A thermos is an excellent way to carry IBS-friendly drinks such as chamomile tea, soy milk, or even sparkling water. Soups, stews, and rice dishes can fit in a thermos and be the main dish in a healthy lunch.


Upgrading Your Sandwich Game

The staple of brown bag lunches is the sandwich. It travels well, is easy to eat on the run, and has an endless variety. However, peanut butter and jelly on white may not sit well with people who have IBS, so sandwiches need some new ingredients. Bread such as sourdough and French are delicious alternatives to plain white bread. Skip the lunch meat, cheese, and mayonnaise and try soy, tofu, or seafood alternatives.
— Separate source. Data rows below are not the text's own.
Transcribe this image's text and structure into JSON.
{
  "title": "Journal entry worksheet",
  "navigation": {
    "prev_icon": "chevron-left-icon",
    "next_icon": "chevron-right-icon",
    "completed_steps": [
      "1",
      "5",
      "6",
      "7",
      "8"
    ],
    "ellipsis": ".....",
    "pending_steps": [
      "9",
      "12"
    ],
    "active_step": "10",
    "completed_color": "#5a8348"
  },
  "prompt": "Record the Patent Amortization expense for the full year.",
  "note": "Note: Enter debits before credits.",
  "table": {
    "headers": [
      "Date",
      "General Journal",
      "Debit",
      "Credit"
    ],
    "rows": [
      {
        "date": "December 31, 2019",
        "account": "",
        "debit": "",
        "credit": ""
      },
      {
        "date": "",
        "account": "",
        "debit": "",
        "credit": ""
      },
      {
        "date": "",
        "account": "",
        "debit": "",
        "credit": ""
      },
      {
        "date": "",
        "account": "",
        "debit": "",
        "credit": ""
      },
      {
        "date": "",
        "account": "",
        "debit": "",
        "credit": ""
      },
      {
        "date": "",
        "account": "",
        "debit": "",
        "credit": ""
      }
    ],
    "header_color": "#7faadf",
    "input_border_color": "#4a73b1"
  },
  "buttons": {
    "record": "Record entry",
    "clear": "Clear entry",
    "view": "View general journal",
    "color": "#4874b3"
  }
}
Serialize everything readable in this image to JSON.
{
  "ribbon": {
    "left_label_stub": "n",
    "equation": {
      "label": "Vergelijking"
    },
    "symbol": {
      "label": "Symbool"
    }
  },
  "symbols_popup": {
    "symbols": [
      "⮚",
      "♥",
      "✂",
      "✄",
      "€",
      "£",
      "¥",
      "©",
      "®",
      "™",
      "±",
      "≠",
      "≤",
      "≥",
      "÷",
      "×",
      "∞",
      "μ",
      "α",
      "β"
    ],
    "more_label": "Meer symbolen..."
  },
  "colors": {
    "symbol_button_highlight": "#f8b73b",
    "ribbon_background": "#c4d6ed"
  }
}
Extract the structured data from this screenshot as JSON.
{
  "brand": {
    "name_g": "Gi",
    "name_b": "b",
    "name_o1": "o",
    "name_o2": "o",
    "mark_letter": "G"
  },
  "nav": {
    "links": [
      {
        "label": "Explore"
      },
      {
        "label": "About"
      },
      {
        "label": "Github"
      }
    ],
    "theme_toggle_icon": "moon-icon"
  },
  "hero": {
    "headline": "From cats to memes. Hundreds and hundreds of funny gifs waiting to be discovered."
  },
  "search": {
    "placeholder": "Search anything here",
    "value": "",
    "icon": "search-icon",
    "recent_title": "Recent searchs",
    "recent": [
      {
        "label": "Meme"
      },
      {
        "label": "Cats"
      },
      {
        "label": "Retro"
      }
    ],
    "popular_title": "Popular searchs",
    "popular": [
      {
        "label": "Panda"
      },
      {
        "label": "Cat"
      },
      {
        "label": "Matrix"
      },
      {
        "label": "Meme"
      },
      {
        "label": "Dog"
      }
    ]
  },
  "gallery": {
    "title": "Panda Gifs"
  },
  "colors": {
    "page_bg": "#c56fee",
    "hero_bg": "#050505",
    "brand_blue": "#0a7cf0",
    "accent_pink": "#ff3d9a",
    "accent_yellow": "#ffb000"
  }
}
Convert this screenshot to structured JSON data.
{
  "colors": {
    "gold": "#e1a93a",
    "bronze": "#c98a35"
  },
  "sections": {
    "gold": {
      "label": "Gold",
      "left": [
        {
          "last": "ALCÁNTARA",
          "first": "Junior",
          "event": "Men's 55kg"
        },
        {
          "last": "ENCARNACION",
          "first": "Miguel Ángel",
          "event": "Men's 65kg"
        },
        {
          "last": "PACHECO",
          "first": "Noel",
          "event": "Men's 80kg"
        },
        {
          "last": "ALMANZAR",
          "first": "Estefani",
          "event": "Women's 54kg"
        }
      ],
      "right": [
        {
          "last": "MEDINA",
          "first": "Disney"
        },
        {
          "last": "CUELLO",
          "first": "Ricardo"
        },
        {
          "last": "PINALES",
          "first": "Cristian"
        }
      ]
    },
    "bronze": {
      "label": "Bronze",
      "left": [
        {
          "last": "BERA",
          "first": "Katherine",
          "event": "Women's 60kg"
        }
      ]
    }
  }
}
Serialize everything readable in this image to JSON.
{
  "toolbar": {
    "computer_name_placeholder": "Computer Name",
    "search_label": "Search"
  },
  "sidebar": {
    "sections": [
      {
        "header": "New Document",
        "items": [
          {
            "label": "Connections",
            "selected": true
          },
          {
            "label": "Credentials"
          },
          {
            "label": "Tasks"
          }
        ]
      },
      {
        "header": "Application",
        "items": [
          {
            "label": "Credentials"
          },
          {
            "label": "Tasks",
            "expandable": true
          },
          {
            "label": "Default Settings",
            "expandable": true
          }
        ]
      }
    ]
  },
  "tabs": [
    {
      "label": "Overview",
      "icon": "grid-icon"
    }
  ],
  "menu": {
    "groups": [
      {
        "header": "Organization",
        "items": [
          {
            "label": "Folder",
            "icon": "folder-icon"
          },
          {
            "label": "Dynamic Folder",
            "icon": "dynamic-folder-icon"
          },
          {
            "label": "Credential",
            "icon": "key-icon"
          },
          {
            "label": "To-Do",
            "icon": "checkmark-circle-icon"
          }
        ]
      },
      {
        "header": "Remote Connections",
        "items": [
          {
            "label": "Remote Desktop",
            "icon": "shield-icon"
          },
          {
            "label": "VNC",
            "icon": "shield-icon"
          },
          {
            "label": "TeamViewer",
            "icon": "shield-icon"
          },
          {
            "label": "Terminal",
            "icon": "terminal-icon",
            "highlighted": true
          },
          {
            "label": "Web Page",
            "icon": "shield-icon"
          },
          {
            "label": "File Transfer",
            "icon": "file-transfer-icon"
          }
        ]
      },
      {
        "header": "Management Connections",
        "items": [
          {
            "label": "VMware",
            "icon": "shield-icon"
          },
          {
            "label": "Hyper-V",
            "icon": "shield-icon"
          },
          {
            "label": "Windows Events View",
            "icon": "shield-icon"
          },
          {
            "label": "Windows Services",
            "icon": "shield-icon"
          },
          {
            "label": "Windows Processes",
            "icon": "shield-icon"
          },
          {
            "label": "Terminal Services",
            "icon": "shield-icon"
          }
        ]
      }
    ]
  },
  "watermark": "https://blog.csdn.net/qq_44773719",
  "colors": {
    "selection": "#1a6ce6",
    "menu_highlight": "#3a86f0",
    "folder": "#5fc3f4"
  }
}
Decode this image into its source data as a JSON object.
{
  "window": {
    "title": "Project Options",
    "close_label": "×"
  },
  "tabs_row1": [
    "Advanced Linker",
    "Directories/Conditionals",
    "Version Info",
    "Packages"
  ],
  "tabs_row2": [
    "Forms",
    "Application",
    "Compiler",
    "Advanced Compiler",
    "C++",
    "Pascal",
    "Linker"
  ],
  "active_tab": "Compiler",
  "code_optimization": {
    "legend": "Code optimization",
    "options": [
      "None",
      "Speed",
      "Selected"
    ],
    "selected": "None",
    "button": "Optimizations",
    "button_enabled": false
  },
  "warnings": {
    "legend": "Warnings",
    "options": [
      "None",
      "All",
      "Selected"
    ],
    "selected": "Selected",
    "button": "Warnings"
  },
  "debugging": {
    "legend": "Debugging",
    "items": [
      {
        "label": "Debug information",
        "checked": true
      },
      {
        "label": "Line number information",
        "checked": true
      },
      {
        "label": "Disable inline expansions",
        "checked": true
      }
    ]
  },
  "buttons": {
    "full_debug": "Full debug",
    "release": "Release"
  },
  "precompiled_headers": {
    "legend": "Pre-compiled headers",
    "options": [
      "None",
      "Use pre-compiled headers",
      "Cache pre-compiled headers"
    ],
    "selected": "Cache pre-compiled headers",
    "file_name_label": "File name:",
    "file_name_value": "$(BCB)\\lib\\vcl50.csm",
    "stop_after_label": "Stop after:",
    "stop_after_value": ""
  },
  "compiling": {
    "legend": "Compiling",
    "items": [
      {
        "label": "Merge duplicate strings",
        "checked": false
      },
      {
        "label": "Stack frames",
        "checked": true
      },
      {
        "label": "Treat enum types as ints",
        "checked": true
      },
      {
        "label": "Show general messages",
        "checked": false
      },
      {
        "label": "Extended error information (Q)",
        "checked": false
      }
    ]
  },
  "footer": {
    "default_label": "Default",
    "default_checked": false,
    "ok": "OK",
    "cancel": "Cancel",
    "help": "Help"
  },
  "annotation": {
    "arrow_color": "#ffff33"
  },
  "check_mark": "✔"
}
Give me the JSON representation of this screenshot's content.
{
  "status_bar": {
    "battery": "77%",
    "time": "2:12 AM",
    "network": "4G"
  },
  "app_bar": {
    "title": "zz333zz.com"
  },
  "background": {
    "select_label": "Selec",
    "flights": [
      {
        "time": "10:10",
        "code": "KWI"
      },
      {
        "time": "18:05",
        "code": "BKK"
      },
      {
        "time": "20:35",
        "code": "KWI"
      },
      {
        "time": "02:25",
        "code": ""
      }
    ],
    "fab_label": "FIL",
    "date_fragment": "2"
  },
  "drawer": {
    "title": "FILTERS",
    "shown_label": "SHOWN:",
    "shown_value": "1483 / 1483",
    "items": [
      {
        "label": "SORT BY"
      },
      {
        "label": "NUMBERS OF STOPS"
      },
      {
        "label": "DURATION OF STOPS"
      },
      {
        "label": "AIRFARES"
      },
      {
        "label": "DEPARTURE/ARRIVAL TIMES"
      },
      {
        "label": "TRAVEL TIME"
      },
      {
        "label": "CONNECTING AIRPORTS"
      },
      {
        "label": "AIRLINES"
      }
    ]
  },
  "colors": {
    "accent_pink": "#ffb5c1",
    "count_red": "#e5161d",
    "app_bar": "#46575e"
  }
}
You Can Still Do Desserts and Snacks

Many of us have a craving for a sweet or salty snack after our healthy meal. The good news is that there are plenty of desserts and snacks that can satisfy both the craving and the need to follow an IBS diet.


Cut Down on the Time It Takes

Packing a lunch every day can be time-consuming. From time to time it may be tempting to skip the brown bag and purchase cafeteria or fast food which is not always nutritious or IBS-friendly. Use these tips to minimize the time and energy necessary to make lunches:

  • Cook foods in large batches and freeze in small portions.
  • Pack lunches the night before instead of in the morning.
  • Wrap up a week's worth of snacks in individual portions.
  • Prepare tea or other drinks in a large pitcher that's ready to pour into a thermos.
  • Get the kids to pitch in and help; turn Sunday night lunch packing into quality time.

A Word From Verywell

People with IBS face an uphill battle with food but there is hope. There is more understood now about how diet affects IBS and how to navigate food choices with some sense of confidence. In the long run, it may be more beneficial to pack lunches than it is to rely on cafeterias or eating out, where ingredients are not always known and understood. Trial and error take time but it's worth it in order to eat healthy, good tasting food that won't contribute to an IBS flare-up.

1 Source
Verywell Health uses only high-quality sources, including peer-reviewed studies, to support the facts within our articles. Read our editorial process to learn more about how we fact-check and keep our content accurate, reliable, and trustworthy.
  1. Cozma-Petruţ A, Loghin F, Miere D, Dumitraşcu DL. Diet in irritable bowel syndrome: what to recommend, not what to forbid to patients! World J Gastroenterol. 2017;23(21):3771. doi:10.3748/wjg.v23.i21.3771

By Amber J. Tresca
Amber J. Tresca is a freelance writer and speaker who covers digestive conditions, including IBD. She was diagnosed with ulcerative colitis at age 16.